Once you get a taste, you want more. Paradise Island may have the flash of the Copacabana, but Nassau has a history that reverberates with a seductive rhythm. In the living room of Graycliff, an ancient hotel and restaurant, you half expect to see Sinatra sidle up to the piano player with one of the hand-rolled house cigars between his teeth. Or Salma Hayek singing a torch song for rapt onlookers. It is all there if you seek it—mindless pleasures and worldly experiences, glitz and grit—waiting to be discovered, whether by design or divine intervention.
On the last day of my visit, I enjoy it all. Driving through the working-class settlements and seaside hamlets of New Providence, I find a different kind of beauty, not the one you are likely to see in movies or glossy brochures. At the beach in the tiny west-shore village of Adelaide, a young girl sitting beside her blind father helps me gather conch shells, handing them to me with a pride that momentarily overcomes her shyness.
This is typical of island life on New Providence. It is slow and easy—and it's not something that most visitors get to experience. To outsiders, Nassau seems like a tiny, untroubled town; to its natives, it is an almost overwhelming metropolis, complete with traffic and urban struggles made more complicated by its reliance on the new colonialism of the 21st-century tourist trade. The main draw is Bay Street, with its rows of shops selling designer clothes, and the Straw Market, a mix of made-in-China junk and handwoven goods. If you prowl the side streets, there are better souvenirs. Small boutiques sell antique maps, English porcelain, and Bahamian Handprints, a line that makes Lilly Pulitzer look a tad pale. There is remarkable architecture, too: an octagonal library with a museum, and Market Street's late-18th-century Balcony House, with its cantilevered second-story porch. At Rawson Square, horse-drawn surreys pass a statue of the young Queen Victoria, who stares stonily at the cruise ships in the distance.
The sky opens and rain falls in noisy sheets, flooding Bay Street. I take off the Ralph Lauren leather slip-ons I just bought for $60 and wade through ankle-deep warm water. I put the conchs from the beach at Adelaide into the empty shoebox. Phillip Fisher had given me detailed instructions on how to clean the shells with a brush and bleach—something, he added, that the hotel staff would do for me. Like discovering the Bahamas, it is something, I decide, that I will enjoy doing myself.

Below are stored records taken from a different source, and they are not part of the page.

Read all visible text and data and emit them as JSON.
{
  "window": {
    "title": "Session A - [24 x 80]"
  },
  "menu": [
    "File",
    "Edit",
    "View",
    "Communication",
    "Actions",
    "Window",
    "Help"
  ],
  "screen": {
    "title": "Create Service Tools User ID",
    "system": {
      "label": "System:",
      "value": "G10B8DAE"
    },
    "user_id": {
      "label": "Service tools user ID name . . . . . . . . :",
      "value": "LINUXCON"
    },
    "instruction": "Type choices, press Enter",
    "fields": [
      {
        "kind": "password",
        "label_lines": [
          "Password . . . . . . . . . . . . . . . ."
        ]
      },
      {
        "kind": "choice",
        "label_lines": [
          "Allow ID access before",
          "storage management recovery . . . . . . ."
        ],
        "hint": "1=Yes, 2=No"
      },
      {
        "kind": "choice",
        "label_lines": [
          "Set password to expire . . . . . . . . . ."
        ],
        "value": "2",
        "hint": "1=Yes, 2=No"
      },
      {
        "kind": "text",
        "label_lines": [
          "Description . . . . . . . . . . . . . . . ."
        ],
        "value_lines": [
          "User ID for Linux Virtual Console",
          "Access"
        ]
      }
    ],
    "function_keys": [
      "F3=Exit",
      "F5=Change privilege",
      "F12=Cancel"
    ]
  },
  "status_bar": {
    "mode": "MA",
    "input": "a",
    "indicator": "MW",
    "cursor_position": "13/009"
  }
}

DAVID A. KEEPS is the Los Angeles correspondent for Travel + Leisure.